a description of the car and a plate number. And at 10:13 am, Dr. Tiller was
Roeder had stayed overnight at a hotel in Wichita, more
than three hours from where he lived. He stayed at a different one the week
before. When he was pulled over, officers found shoes in his car that had Dr.
Tiller’s blood splattered on them. At his home in Missouri, the FBI found a box
for a gun, a calendar with May 30 and 31 highlighted, a church bulletin from
Reformation Lutheran Church from August of 2008, and an ammunition receipt. The
day before, he went to his brother’s in Topeka, about an hour west of Kansas
City, and had some shooting practice. The FBI found several shell casings, one
of which was the same brand as the one found near Dr. Tiller’s body in Wichita.
The gun has still not been found.
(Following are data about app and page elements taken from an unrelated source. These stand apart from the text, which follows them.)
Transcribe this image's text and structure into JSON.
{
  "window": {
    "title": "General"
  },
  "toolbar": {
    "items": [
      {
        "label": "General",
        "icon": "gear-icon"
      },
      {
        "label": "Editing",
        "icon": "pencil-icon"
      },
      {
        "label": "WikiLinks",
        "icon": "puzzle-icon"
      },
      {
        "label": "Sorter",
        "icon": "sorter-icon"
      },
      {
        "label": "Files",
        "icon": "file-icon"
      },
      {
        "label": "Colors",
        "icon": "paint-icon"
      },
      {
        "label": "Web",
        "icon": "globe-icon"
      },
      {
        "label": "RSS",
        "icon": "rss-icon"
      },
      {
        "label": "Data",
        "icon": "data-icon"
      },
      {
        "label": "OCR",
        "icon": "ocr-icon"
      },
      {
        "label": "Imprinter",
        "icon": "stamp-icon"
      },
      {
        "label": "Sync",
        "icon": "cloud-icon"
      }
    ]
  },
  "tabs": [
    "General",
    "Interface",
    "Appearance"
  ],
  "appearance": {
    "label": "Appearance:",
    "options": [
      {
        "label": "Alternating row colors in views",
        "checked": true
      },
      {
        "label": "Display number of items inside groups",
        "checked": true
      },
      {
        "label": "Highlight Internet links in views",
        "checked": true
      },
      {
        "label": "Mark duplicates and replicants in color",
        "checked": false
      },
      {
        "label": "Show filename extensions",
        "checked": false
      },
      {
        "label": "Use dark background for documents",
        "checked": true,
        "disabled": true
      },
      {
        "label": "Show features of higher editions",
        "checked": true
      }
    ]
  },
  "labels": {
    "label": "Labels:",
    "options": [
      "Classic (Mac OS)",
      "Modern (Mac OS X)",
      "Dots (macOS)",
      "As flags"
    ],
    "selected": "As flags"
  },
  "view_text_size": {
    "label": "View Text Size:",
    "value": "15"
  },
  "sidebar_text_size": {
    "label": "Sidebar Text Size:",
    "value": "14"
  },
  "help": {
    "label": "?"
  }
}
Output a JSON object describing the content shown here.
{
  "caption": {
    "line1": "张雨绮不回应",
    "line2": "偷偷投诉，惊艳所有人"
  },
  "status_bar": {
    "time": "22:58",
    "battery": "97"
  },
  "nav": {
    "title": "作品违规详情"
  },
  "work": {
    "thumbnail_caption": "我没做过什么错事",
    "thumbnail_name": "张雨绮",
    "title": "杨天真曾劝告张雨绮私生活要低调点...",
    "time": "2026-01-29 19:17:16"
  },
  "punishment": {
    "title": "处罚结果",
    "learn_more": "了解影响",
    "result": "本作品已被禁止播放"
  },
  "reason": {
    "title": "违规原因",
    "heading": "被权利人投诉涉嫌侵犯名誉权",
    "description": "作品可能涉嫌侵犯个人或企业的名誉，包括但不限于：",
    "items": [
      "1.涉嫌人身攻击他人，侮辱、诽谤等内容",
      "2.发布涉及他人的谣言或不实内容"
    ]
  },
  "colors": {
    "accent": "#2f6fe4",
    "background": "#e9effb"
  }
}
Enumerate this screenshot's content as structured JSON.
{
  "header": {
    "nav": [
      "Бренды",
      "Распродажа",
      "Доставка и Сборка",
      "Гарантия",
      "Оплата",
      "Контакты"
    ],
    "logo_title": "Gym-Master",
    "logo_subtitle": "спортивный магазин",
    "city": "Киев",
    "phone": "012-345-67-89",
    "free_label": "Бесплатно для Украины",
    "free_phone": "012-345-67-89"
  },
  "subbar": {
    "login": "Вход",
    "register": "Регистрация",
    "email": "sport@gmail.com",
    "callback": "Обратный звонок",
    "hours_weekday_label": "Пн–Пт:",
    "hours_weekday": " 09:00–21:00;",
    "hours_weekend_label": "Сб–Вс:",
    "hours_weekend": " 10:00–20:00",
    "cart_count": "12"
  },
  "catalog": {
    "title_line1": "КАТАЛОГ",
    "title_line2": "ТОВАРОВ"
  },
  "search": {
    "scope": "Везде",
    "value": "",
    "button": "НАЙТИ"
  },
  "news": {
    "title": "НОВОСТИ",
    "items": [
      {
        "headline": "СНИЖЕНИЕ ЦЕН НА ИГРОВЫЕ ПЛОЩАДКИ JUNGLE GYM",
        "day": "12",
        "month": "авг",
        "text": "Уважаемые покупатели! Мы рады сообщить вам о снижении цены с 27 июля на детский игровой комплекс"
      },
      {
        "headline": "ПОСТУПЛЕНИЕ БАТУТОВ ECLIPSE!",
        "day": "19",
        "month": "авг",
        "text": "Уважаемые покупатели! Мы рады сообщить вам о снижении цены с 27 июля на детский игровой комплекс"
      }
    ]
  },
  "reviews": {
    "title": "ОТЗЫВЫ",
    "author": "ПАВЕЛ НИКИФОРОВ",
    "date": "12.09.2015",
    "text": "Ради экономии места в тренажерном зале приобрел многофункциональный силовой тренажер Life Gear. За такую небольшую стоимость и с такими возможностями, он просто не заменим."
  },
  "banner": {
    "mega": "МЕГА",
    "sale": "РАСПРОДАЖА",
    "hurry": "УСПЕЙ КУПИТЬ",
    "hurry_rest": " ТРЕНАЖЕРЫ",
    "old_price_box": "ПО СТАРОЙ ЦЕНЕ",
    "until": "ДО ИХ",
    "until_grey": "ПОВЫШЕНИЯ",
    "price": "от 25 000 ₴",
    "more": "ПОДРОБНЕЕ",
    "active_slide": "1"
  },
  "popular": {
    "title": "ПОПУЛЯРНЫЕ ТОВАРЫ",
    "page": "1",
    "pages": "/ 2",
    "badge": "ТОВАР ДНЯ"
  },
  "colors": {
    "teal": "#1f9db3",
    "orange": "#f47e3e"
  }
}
The defense did not offer an opening statement at this
time, and the first witness was called. Diane Gage is Director of Emergency
Communications. We hear the first 911 call. The woman on the line, Kathy
Wegner, was distraught, telling 911 that Dr. Tiller had been shot in church and
the shooter had left. Gage walked through the times of the calls to 911 and to
emergency services. The first officer arrived at 10:07 Sunday morning and the
last one left after 7 Monday morning.
Wegner takes the stand and describes that morning. She is
quite matter-of-fact until she talks about the shooting and seeing Dr. Tiller
on the ground. She made the first call to 911. From the business office, she
could see others gathering around Dr. Tiller. She heard his wife, Jeanne,
scream. We are shown a picture taken that morning, Dr. Tiller laying many feet
away. A Roeder supporter from Texas begins to sway, beaming with joy at the
image of Dr. Tiller’s body. Security warned her to sit back and not smile or
she would have to leave. She begrudgingly complied. Meanwhile, Mrs. Tiller and
their family look away.
Two Wichita police officers describe the call and their
arrival at the church, showing more gruesome pictures. The last witness for the
day is Dr. Paul Ryding, a veterinarian specializing in equine medicine. He
tried to resuscitate Dr. Tiller. He remembered seeing Roeder towards the end of
2008. He remembered Roeder did not participate in the worship service, and when
he tried to engage Roeder later, Roeder was defensive, his conversation
fragmented. Public Defender Mark Rudy tried to make Ryding say he was on the
lookout for strangers because of Dr. Tiller’s field of medicine, a line of
questioning he used during the preliminary hearing. Ryding worked hard not to
go there. Rudy misunderstood part of Ryding’s testimony and started to say the
reason Ryding was suspicious of Roeder was because of abortion. Judge Wilbert
asked the jury to leave while the record was read back. Judge Wilbert offered
Rudy the benefit of the doubt that he simply mis-heard the testimony. He said
the line of questioning would not be allowed unless the witness opened the
door. “But the door is not open,” he stated. After the jury came
back, Rudy once again tried to get Ryding to say Dr. Tiller was killed because
of his practice. Judge Wilbert did not allow it. As he had said before, this
trial will not be about abortion.
With less than an hour left in the day, Judge Wilbert
called the day to an end reminding the jury to keep an open mind through the
weekend. We leave the courtroom one day down, several more to go.
Click here to read about The Roeder Trial, Day Three.